Author: Alix Strauss
ISBN: 978-0—06-172856-3
Publisher:  HarperCollins


Razors pain you;

Rivers are damp;

Acids stain you;

And drugs cause cramp.

Guns aren’t lawful;

Nooses give;

Gas smells awful;

You might as well live.

Dorothy Parker, “Resume,” 1926 (Dorothy Parker’s dark poem begins Strauss’ book)

Author Alix Strauss explores suicides of people revered and some not so revered, arranged by categories:  authors, actors, musicians, artists, powerful people, and concludes with chapters on Fascinating Facts (one example, ten questionable Deaths you’ve heard of … and ten you might not have), ten of the most bizarre and gruesome suicides, a great love Cleopatra and Mark Antony, Grave Matters and Attempted Suicides.

Most of us admit to an element of fascination in the lives of others, and when it comes to final moments, the fascination can be even greater! Strauss’ book reveals little known details of suicides and in recounting facts shows that just because someone is well-known and respected; it does not mean that they are removed from bleak human emotions. At the end of the day, we must all face our personal demons.

Not every suicidal tale in the book is filled with gloom and doom. For example, author Hunter Thompson, remembered for his book “Fear and Loathing in Las Vegas.” Hunter Thompson had a bad-boy image and was the inspiration for Gonzo journalism (injecting yourself into the story). Toward the end of his life, Thompson was suffering with chronic medical conditions and planned his final exit. His suicide note read:

             No More Games. No More Bombs. No More Walking. No More Fun.

              No More Swimming. 67. That is 17 years past 50. 17 more than

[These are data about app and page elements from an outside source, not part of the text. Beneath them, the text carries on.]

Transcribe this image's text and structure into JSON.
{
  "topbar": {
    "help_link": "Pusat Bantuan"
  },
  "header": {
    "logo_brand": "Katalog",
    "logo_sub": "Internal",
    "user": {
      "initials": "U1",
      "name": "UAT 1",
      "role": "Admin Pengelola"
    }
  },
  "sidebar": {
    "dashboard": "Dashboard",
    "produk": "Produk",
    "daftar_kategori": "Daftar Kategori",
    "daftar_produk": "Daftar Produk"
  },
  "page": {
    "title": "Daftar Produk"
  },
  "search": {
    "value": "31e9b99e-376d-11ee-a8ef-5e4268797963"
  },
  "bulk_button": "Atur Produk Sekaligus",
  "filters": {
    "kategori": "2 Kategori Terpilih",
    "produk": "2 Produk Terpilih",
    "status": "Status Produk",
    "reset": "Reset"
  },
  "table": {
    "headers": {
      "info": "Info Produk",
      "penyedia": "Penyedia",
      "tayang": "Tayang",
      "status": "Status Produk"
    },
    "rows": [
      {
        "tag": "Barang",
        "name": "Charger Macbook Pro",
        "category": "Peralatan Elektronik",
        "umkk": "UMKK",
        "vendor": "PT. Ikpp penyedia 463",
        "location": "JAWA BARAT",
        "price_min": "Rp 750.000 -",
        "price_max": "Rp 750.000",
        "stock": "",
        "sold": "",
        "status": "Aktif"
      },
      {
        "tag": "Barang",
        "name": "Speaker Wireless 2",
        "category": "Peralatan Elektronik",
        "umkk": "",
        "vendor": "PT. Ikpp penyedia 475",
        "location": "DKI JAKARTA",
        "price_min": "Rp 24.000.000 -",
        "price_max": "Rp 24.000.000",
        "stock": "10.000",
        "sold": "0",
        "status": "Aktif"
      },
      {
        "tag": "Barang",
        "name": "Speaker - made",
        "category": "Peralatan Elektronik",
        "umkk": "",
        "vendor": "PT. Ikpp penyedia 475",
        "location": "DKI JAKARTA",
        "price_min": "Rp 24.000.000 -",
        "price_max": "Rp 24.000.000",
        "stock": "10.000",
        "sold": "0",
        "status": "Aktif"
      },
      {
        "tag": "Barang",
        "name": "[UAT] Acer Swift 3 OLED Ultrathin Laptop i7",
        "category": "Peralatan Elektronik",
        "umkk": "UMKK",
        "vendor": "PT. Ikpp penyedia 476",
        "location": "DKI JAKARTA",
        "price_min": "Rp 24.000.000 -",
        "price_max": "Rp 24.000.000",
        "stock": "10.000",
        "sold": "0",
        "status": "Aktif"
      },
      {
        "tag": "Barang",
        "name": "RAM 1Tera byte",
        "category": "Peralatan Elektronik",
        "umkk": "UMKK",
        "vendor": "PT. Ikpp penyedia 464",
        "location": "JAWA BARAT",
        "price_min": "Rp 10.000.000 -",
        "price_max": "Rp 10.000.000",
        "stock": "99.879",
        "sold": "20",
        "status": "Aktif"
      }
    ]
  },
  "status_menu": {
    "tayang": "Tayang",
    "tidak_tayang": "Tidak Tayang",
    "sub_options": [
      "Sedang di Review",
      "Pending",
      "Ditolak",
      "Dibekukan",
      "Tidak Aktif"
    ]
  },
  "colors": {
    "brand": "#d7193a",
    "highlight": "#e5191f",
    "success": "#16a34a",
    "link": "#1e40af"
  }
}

              I needed or wanted. Boring. I am always bitchy. No Fun—for anybody.

              You are getting Greedy. Act your old age. Relax---This won’t hurt.

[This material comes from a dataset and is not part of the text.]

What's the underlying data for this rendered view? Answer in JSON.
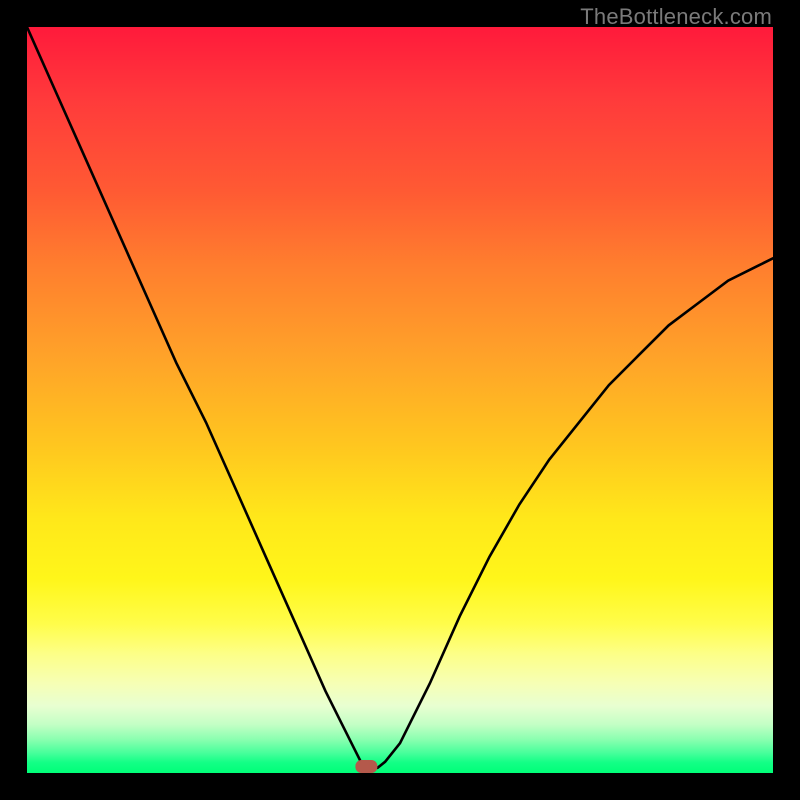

Author Alix Strauss writes that after Hunter Thompson died, there was a huge memorial and celebration of his life. “The event was a near-perfect replica of the big picture. And though Hunter was there in spirit, he missed the biggest party of his life.” Hunter Thompson’s ashes were loaded into a $2 million dollar “mammoth cannon shaped like the Gonzo fist” and blasted into the sky, while Bob Dylan’s “Hey Mr. Tambourine Man” was serenading the grieving crowd. On the first anniversary of Thompson’s death (February 20th), there was a shrine built at a ski resort in Aspen, Colorado, complete with photos, an American flag, a gloved arm with a “Gonzo” tattoo, a Rolling Stone magazine cover (Thompson frequently wrote for the magazine), Tibetan prayer flags, and a bottle of Mr. Bubbles. What a way to be remembered!

Even if you consider yourself highly knowledgeable when it comes to celebrity suicides, I guarantee you that Strauss’ book will reveal facts you have never heard or read about before. Read “Death Becomes Them,” for an riveting read and prepare to enjoy the experience.